**Given data:**

━━━━━━━━━━━━━━━━

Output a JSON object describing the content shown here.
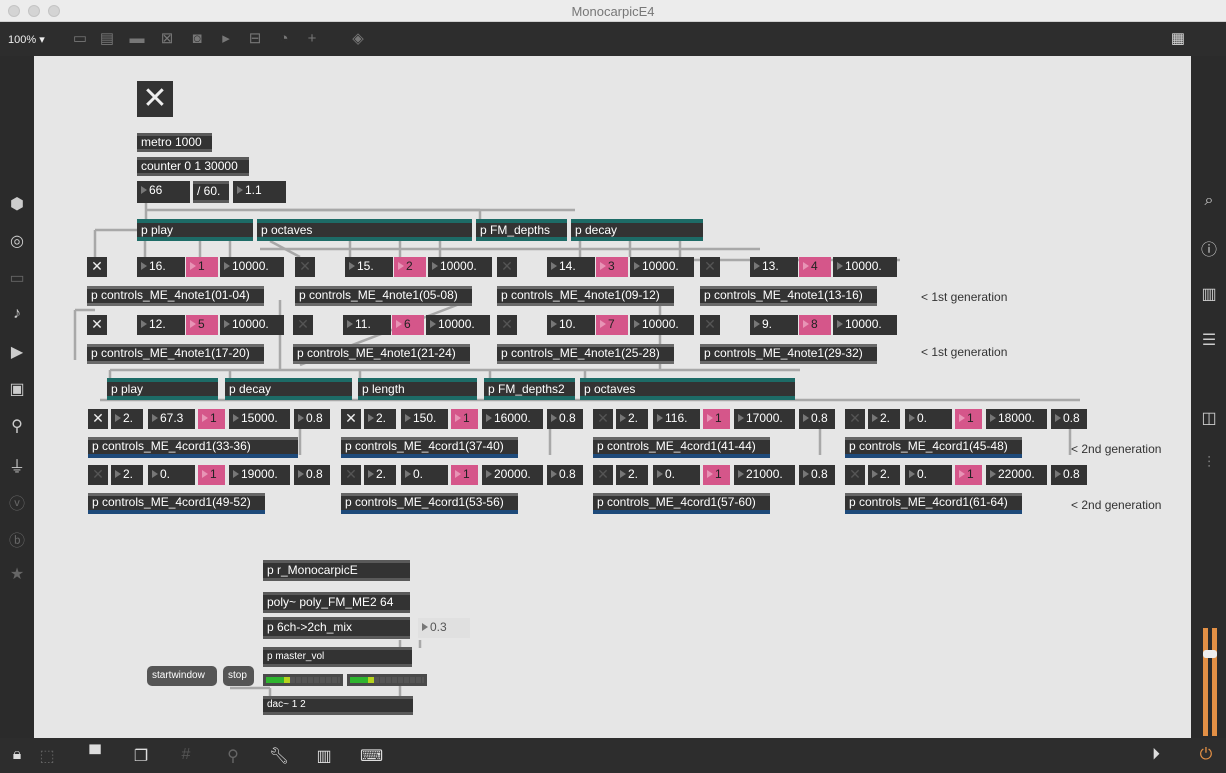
{
  "window": {
    "title": "MonocarpicE4"
  },
  "toolbar": {
    "zoom": "100%",
    "zoom_arrow": "▾"
  },
  "top": {
    "toggle": "✕",
    "metro": "metro 1000",
    "counter": "counter 0 1 30000",
    "num_counter": "66",
    "divide": "/ 60.",
    "num_ratio": "1.1"
  },
  "row1_subpatches": [
    "p play",
    "p octaves",
    "p FM_depths",
    "p decay"
  ],
  "gen1": [
    {
      "toggle": "✕",
      "pitch": "16.",
      "index": "1",
      "dur": "10000.",
      "controller": "p controls_ME_4note1(01-04)"
    },
    {
      "toggle": "✕",
      "pitch": "15.",
      "index": "2",
      "dur": "10000.",
      "controller": "p controls_ME_4note1(05-08)"
    },
    {
      "toggle": "✕",
      "pitch": "14.",
      "index": "3",
      "dur": "10000.",
      "controller": "p controls_ME_4note1(09-12)"
    },
    {
      "toggle": "✕",
      "pitch": "13.",
      "index": "4",
      "dur": "10000.",
      "controller": "p controls_ME_4note1(13-16)"
    },
    {
      "toggle": "✕",
      "pitch": "12.",
      "index": "5",
      "dur": "10000.",
      "controller": "p controls_ME_4note1(17-20)"
    },
    {
      "toggle": "✕",
      "pitch": "11.",
      "index": "6",
      "dur": "10000.",
      "controller": "p controls_ME_4note1(21-24)"
    },
    {
      "toggle": "✕",
      "pitch": "10.",
      "index": "7",
      "dur": "10000.",
      "controller": "p controls_ME_4note1(25-28)"
    },
    {
      "toggle": "✕",
      "pitch": "9.",
      "index": "8",
      "dur": "10000.",
      "controller": "p controls_ME_4note1(29-32)"
    }
  ],
  "gen1_labels": [
    "< 1st generation",
    "< 1st generation"
  ],
  "row2_subpatches": [
    "p play",
    "p decay",
    "p length",
    "p FM_depths2",
    "p octaves"
  ],
  "gen2": [
    {
      "toggle": "✕",
      "a": "2.",
      "b": "67.3",
      "index": "1",
      "dur": "15000.",
      "amp": "0.8",
      "controller": "p controls_ME_4cord1(33-36)"
    },
    {
      "toggle": "✕",
      "a": "2.",
      "b": "150.",
      "index": "1",
      "dur": "16000.",
      "amp": "0.8",
      "controller": "p controls_ME_4cord1(37-40)"
    },
    {
      "toggle": "✕",
      "a": "2.",
      "b": "116.",
      "index": "1",
      "dur": "17000.",
      "amp": "0.8",
      "controller": "p controls_ME_4cord1(41-44)"
    },
    {
      "toggle": "✕",
      "a": "2.",
      "b": "0.",
      "index": "1",
      "dur": "18000.",
      "amp": "0.8",
      "controller": "p controls_ME_4cord1(45-48)"
    },
    {
      "toggle": "✕",
      "a": "2.",
      "b": "0.",
      "index": "1",
      "dur": "19000.",
      "amp": "0.8",
      "controller": "p controls_ME_4cord1(49-52)"
    },
    {
      "toggle": "✕",
      "a": "2.",
      "b": "0.",
      "index": "1",
      "dur": "20000.",
      "amp": "0.8",
      "controller": "p controls_ME_4cord1(53-56)"
    },
    {
      "toggle": "✕",
      "a": "2.",
      "b": "0.",
      "index": "1",
      "dur": "21000.",
      "amp": "0.8",
      "controller": "p controls_ME_4cord1(57-60)"
    },
    {
      "toggle": "✕",
      "a": "2.",
      "b": "0.",
      "index": "1",
      "dur": "22000.",
      "amp": "0.8",
      "controller": "p controls_ME_4cord1(61-64)"
    }
  ],
  "gen2_labels": [
    "< 2nd generation",
    "< 2nd generation"
  ],
  "audio": {
    "receive": "p r_MonocarpicE",
    "poly": "poly~ poly_FM_ME2 64",
    "mix": "p 6ch->2ch_mix",
    "vol_value": "0.3",
    "master": "p master_vol",
    "startwindow": "startwindow",
    "stop": "stop",
    "dac": "dac~ 1 2",
    "meter_levels": [
      0.3,
      0.3
    ]
  },
  "colors": {
    "canvas": "#e6e6e6",
    "object": "#333333",
    "pink": "#d5568a",
    "teal": "#1d6b66",
    "blue": "#1e4a7a"
  }
}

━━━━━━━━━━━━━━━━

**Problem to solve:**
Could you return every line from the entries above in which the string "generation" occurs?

**Exercise response:**
    "< 1st generation",
    "< 1st generation"
    "< 2nd generation",
    "< 2nd generation"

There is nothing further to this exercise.